Demographics have always played an important role in fundraising. The expendable income of the various groups can determine how fundraising campaigns are targeted, and what the messages ought to be. The Boomer Generation, those who were born between 1946 and 1964, holds a tremendous opportunity for serious fundraising campaigns.
Baby Boomers in the US
According to Pew Research, as of 2021, there were 78.9 million Americans who qualify as part of the Baby Boomer Generation. The income figures of this demographic are considerable to say the very least. It is estimated that Americans over 50 years of age have $2.9 trillion in annual income which represents 42% of all after-tax income.
This generation of Americans is both the largest age demographic in United States, the wealthiest and also the most generous when it comes to charitable giving.
Statistics collected by Blackbaud have identified Boomers as being the source of no less than 43% of all giving.
This really should not be coming as much of a surprise. When they were young, the Boomers happened to be some of the most idealistic people in American history. They still care about those issues they held dear in their twenties, and are now in a position to give financial support.
Boomer demographics on social media
The Boomer Generation can be approached through social media networks. Recent figures should destroy any stereotype of these platforms being just for the young. According to FastCompany research has shown the following growth since 2012 for people in the 55 – 64 year age bracket when it comes to social media:
- 79% growth on Twitter;
- 46% growth on Facebook;
- 56% growth on Google+.
Approximately 36% of the adults who are Baby Boomers own smart phones, which means they can be accessed by mobile applications for donation requests.
All of the data points to a tremendous donor opportunity waiting for nonprofit organizations to capitalize on. The approach should not rely on one tactic alone, and strategies can be developed that will maximize any outreach for possible contributions.
Possible strategies to harness the giving power of the Boomer generation
The National Park Services has released figures that show that over 230,000 individual non-cash charitable contributions in corporate stock, totaling $9,926,000,000, were made in 2020. (For those numbers scroll to the bottom of that page.)

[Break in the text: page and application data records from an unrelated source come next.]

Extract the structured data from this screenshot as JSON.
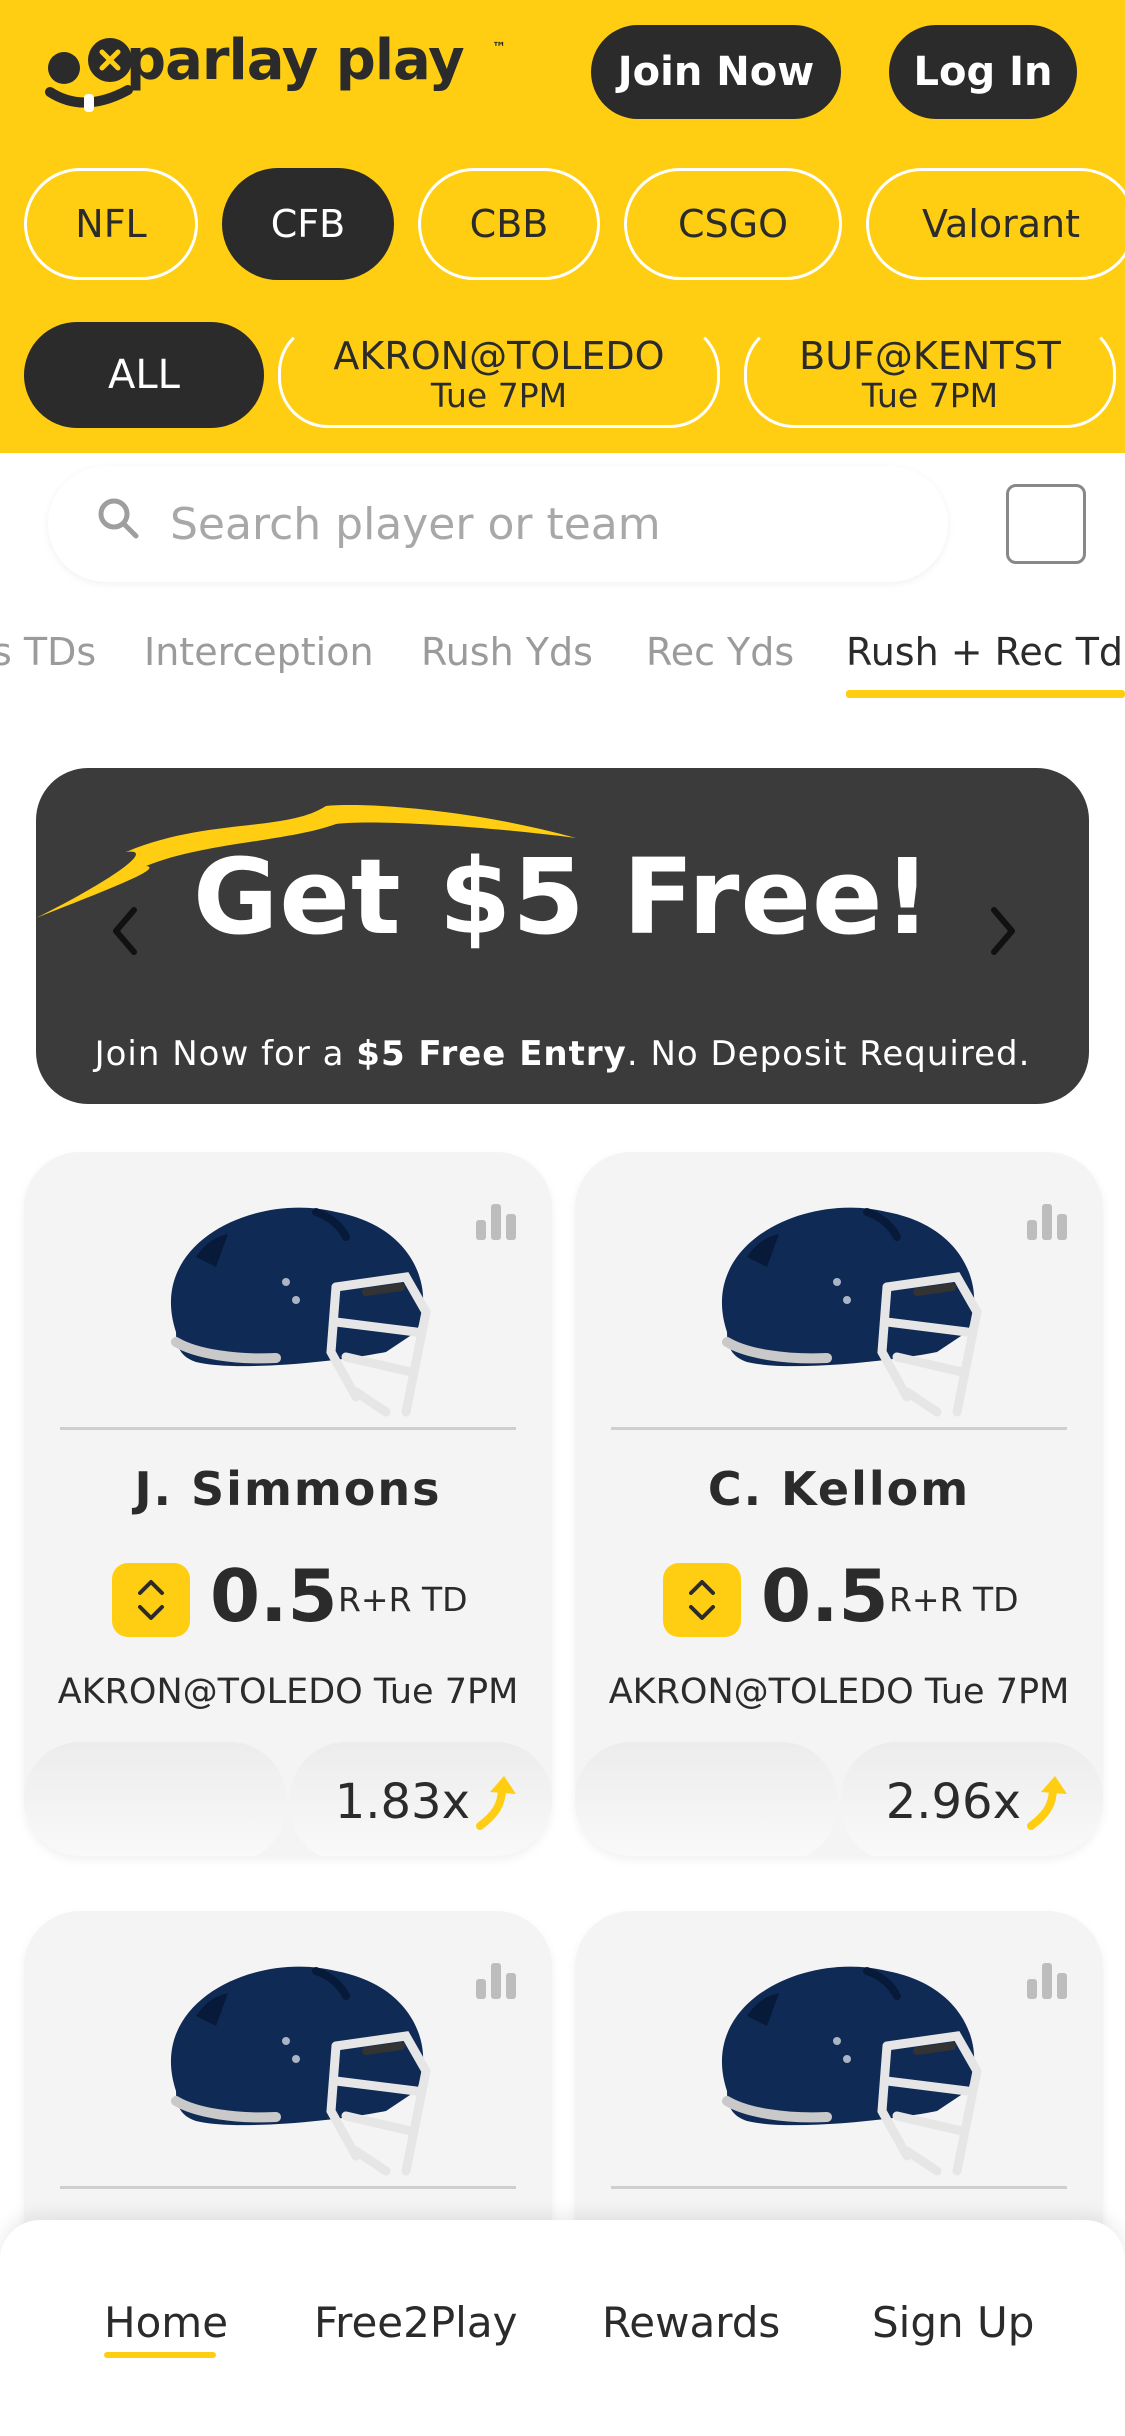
{
  "header": {
    "logo_text": "parlay play",
    "logo_tm": "™",
    "join_label": "Join Now",
    "login_label": "Log In"
  },
  "sports": [
    {
      "label": "NFL",
      "active": false
    },
    {
      "label": "CFB",
      "active": true
    },
    {
      "label": "CBB",
      "active": false
    },
    {
      "label": "CSGO",
      "active": false
    },
    {
      "label": "Valorant",
      "active": false
    }
  ],
  "games": {
    "all_label": "ALL",
    "items": [
      {
        "name": "AKRON@TOLEDO",
        "time": "Tue 7PM"
      },
      {
        "name": "BUF@KENTST",
        "time": "Tue 7PM"
      }
    ]
  },
  "search": {
    "placeholder": "Search player or team"
  },
  "stat_tabs": [
    "s TDs",
    "Interception",
    "Rush Yds",
    "Rec Yds",
    "Rush + Rec Td"
  ],
  "stat_tabs_active": "Rush + Rec Td",
  "promo": {
    "title": "Get $5 Free!",
    "sub_prefix": "Join Now for a ",
    "sub_bold": "$5 Free Entry",
    "sub_suffix": ". No Deposit Required."
  },
  "cards": [
    {
      "player": "J. Simmons",
      "line": "0.5",
      "stat": "R+R TD",
      "game": "AKRON@TOLEDO Tue 7PM",
      "multiplier": "1.83x"
    },
    {
      "player": "C. Kellom",
      "line": "0.5",
      "stat": "R+R TD",
      "game": "AKRON@TOLEDO Tue 7PM",
      "multiplier": "2.96x"
    }
  ],
  "nav": [
    "Home",
    "Free2Play",
    "Rewards",
    "Sign Up"
  ],
  "nav_active": "Home",
  "colors": {
    "brand_yellow": "#FFCE12",
    "dark": "#2B2B2B",
    "helmet_navy": "#0F2A55"
  }
}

This could dovetail quite nicely with Blackbaud research that suggests that 46% of the baby boomers prefer to give charitably through their workplace. Contacting companies that issue stock and arranging to make it easy for employees to transfer stock donations to a charity is one way of connecting with Boomer donors.
Blackbaud also has noted that nearly three-fourths of the Baby Boomer Generation use Facebook. Proactive use of Facebook is consequently a way to solicit donations from this population. (Incidentally, Facebook encourages nonprofit organizations to use its platform and has a best practices guide to help. Follow Nonprofits on Facebook here.)
Direct mail campaigns alone are not going to produce desired results. Charities can use an integrated approach that would make greater use of social media channels. Crowdfunding appeals, however, do not go over very well with the Boomer demographic. They also are not partial to buying t-shirts or other products to help promote a cause. However, situations where a retailer donates a portion of every sale to a given worthy cause does have appeal to Boomers.
The message given to these prospective contributors has to be factual and positive. Boomers are not impressed by flashy messages, but at the same time they are not anywhere near as gloomy as the middle age stereotype suggests.
Good content on a website that explains a charity’s mission can help convince a Boomer to contribute. Concentrating on showing how these older idealists can still make a positive difference is also going to be very beneficial.
Fifty years ago this generation began its journey to save the world and make it a better place. That enthusiasm and commitment to others has not died out. This generation still wants to make a difference in the community and in a number of charitable organizations. As with any fundraising these people need to be approached in the right manner, and asked. A well-developed strategy for soliciting donations has an excellent chance of being successful.
The Boomer generation may have traveled far from the origins of their beliefs, but their collective heart continues to reside at Woodstock. 😉